Stranger still than that we should overlook God’s wrath as revealed in the letters of the holy apostles, we (perhaps maybe better said, I) daily read and pray the divine Psalms where nearly every one of them repeats and reinforces the notion that God loves virtue and the virtuous, in the Tehillim, the ‘tzaddiqim,’ but detests, even hates, sin and the wicked, the ‘resha‘im’: as Psalm 1 has it, ‘Yahweh takes care of the way the virtuous go, but the way of the wicked is doomed.’ In the Hebrew the last few words have such a sound of finality, ‘v’dérekh resha‘ím tovéd.’ Yes, ‘tovéd’, doomed, the word is loaded with every bit as much threat in Hebrew as in English, even the sound of it as it is pronounced is an audible ikon of ‘Depart from me, you who are cursed, into the eternal fire prepared for the devil and his angels’ (Matthew 25:41).
It’s a good thing to keep in mind the wrath of God, even if we don’t understand exactly what it means, because what it does mean in the rough and tumble, aside from all intellectual or poetic skirting of the issue, is that there can be no play acting, no fooling God, even if we can fool others and ourselves: Love can heal all men of all dis-eases, even of death, but only if our hatred we are willing to lay down.
Lay down, lay down, lay it all down
Let your white birds smile up
At the ones who stand and frown
We were so close, there was no room
We bled inside each other’s wounds
We all had caught the same disease
And we all sang the songs of peace
So raise the candles high, ’cause if you don't
We could stay black against the night
Oh, raise them higher again, and if you do
We could stay dry against the rain
Some came to sing, some came to pray
Some came to keep the dark away…
—Melanie Safka, Candles in the Rain, sung at Woodstock
I love this song, have loved it since I first heard it, but now forty-four years later I wonder how we could have been so naïve, how we could have missed its real meaning, how Melanie Safka its author could have not known what it really meant while she composed it, sang it, how we could have been so blind to our own self-centered and childish rebelliousness.
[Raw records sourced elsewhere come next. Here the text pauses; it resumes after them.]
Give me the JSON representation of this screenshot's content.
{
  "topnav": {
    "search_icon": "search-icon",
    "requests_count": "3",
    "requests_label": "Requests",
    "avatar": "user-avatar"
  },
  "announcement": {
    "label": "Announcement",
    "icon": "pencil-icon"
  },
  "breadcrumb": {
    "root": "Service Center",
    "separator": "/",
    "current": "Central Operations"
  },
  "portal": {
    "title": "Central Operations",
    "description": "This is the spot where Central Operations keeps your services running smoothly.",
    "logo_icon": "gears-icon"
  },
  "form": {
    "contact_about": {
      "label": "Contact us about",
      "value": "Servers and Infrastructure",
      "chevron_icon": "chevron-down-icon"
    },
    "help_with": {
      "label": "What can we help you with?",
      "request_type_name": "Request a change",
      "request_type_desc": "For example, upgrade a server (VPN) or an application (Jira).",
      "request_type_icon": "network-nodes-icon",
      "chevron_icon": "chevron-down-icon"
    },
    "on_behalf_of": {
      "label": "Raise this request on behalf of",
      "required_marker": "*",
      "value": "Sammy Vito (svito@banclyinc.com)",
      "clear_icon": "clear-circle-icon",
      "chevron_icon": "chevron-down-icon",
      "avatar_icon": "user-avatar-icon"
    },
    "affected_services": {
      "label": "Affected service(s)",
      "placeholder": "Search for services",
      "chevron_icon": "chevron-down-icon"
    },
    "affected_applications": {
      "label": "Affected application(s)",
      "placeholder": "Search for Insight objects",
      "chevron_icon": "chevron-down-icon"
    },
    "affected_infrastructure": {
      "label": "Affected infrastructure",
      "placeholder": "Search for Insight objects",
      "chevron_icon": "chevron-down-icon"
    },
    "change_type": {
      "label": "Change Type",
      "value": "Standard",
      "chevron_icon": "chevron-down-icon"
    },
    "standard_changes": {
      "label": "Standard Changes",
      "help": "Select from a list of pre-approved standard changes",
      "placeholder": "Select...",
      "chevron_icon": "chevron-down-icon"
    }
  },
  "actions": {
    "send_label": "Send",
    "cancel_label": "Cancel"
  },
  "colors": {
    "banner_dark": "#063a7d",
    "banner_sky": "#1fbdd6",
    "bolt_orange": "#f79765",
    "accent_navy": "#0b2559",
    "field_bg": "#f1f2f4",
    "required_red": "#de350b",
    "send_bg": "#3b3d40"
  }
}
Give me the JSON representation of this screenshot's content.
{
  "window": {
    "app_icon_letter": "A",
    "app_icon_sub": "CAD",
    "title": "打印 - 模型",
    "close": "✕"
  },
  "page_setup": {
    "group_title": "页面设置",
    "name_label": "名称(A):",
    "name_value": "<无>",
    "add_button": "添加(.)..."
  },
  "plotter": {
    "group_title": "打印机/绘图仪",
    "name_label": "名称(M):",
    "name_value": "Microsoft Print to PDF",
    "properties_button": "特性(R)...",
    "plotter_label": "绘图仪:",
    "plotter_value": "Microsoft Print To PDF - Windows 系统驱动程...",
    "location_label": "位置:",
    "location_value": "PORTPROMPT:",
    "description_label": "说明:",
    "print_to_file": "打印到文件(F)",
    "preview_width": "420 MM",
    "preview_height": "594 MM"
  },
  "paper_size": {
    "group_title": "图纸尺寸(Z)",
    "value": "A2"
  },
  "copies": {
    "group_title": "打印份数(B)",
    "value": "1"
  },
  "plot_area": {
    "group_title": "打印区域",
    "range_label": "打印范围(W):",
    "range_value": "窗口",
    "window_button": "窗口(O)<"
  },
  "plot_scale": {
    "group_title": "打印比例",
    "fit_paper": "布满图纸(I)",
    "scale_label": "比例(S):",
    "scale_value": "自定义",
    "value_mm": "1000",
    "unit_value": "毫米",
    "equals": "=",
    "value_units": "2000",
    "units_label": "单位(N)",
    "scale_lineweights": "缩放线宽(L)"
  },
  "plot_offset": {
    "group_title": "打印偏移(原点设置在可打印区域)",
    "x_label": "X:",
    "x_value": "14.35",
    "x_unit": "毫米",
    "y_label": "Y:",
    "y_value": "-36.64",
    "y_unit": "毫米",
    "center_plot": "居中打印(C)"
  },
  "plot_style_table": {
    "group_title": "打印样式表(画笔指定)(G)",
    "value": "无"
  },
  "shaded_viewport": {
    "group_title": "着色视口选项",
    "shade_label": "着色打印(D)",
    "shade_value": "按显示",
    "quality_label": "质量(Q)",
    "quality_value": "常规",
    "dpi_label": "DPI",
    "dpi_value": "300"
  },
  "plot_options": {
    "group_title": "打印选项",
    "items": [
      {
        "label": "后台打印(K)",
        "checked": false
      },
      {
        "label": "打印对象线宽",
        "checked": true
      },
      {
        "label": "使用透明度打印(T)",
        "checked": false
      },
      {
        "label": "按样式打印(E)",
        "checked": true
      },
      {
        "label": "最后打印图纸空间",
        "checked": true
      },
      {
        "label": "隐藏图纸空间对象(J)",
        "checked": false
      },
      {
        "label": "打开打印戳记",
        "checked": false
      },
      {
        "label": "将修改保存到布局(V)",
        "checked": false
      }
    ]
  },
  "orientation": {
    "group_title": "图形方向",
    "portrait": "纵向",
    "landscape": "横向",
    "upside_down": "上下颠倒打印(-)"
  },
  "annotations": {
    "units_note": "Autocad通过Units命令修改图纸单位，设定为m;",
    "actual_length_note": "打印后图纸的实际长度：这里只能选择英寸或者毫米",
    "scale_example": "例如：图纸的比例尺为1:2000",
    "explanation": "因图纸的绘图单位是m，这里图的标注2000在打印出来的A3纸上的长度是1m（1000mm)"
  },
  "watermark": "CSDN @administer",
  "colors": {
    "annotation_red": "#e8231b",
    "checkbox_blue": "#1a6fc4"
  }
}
How self-righteous we were! How confident, but of all the wrong things! All the wrong things except one. Our need for love, to receive it, yes, but also to give it. And how ignorant we were, and how ungrateful, unaware that the very muddy soil on which we camped ourselves in huddled tents was the very stuff of which we were made, and that rain, that which made us pliable enough to be fashioned into images to be brought to Life only by the inbreathing of the God who wanted us into being.
The wrath of God, the flip side of His love? Or does holy and divine Scripture speak to us as does a mother to her little child, using baby talk? Through the words of our mother is the will of our heavenly Father intimated to us in a way that will warn but not crush us, warm but not burn us? The holy, unearthly, divine Triad, who alone is the One God, yet who chose not to be alone eternally, but unsplit and undivided from before all ages is, was, and will be Three, opening narrow a cleft in the Rock into which He places us so that we can see, Him passing by and showing us only His back, so that we can follow, hearing His name called out to us, our new names receive.
Yes, the wrath of God, what is left to us when we do not look upon Him whom we have pierced by our sins, our sin, our willful disobedience, when we do not mourn over Him as over an Only son, what is left to us when we have pushed away the Other, so that we can be alone with ourselves. If the wrath of God is a metaphor for anything, it is a metaphor for ourselves, it is we, it is I, when I choose to be everything that I was not created to be, when I want and work for at all costs that which never could have existed in this or any world. Yes, the wrath of God: ‘Is it I, Lord, is it I?’